As predictably as the tides, you can expect MMA website to hem and haw over the weekly Bellator ratings and what the increases and decreases mean for the promotion and MMA as a whole. There is much hand-wringing over the gain or loss of 75,000 viewers. For example, see MMA Junkie's latest weekly update:
There was concern last week over a near record-low of only 108,000 viewers and jubilation this week over a return to 175,000 viewers. The problem is that these numbers are all estimations and the difference between last week and this week is equal to less than two dozen households.
Here's some math to prove my point:
After Googling for these numbers for about three minutes, I found that Nielson estimates about 116 million television households in the United Stats for 2011 (source: http://blog.nielsen.com/nielsenwire/media_entertainment/number-of-u-s-tv-households-climbs-by-one-million-for-2010-11-tv-season/)
The sample that Nielson uses for overnight ratings, those with set top boxes, was supposed to be 37,000 households by 2011 (source: http://www.nielsen.com/us/en/insights/press-room/2007/Nielsen_Begins_Largest_Ever_Expansion_of_Its_National_U_S__Television_Ratings_Panel_.html)
That means that each Nielson household represents 3,135 viewers in their ratings (116 million / 37,000 = ~3,135).
So let's get this straight. Last week, Bellator was watched in 35 Nielson households (108,000 / 3,135 = ~35). This week, Bellator was watched in 56 households (175,000 / 3,135 =~56). This means that 21 people watched something else, went to a party, or fell asleep last week who didn't this week. And next week when the ratings show up and the numbers change by 30,000 or so, it will mean 10 other people who watched.
You will hear many people in the advertising world debate the accuracy of the Nielson ratings, as well as those of their competitors (I don't know whose ratings Bellator trusts). But all of them are based on statistical sampling, which always carries a margin of error.
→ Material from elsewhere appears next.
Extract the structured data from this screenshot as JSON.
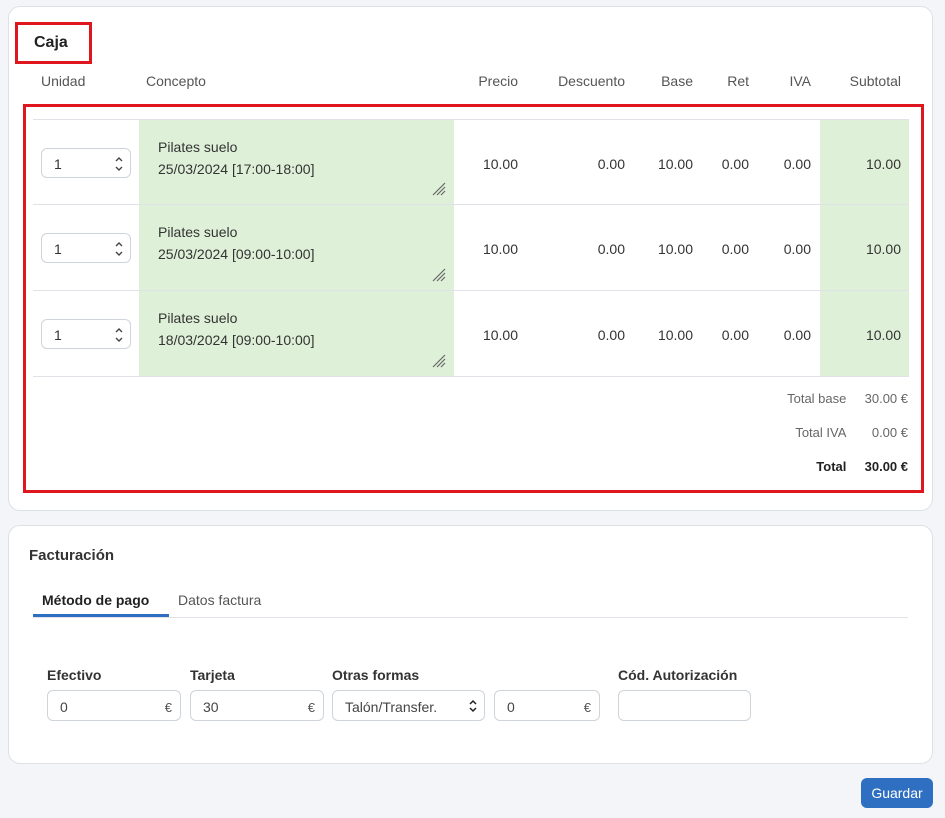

So here's a modest proposal: Unless the numbers rise or drop by hundreds of thousands of viewers, can we all just agree that their viewership is pretty steady and that the actions of a dozen or so people don't really matter to us? This kind of coverage feeds the beast of the MMA news cycle, but when you read it, please keep in mind that throwing a party and inviting 15 of your friends is the equivalent of throwing off Bellator's viewership numbers by almost 50,000 people.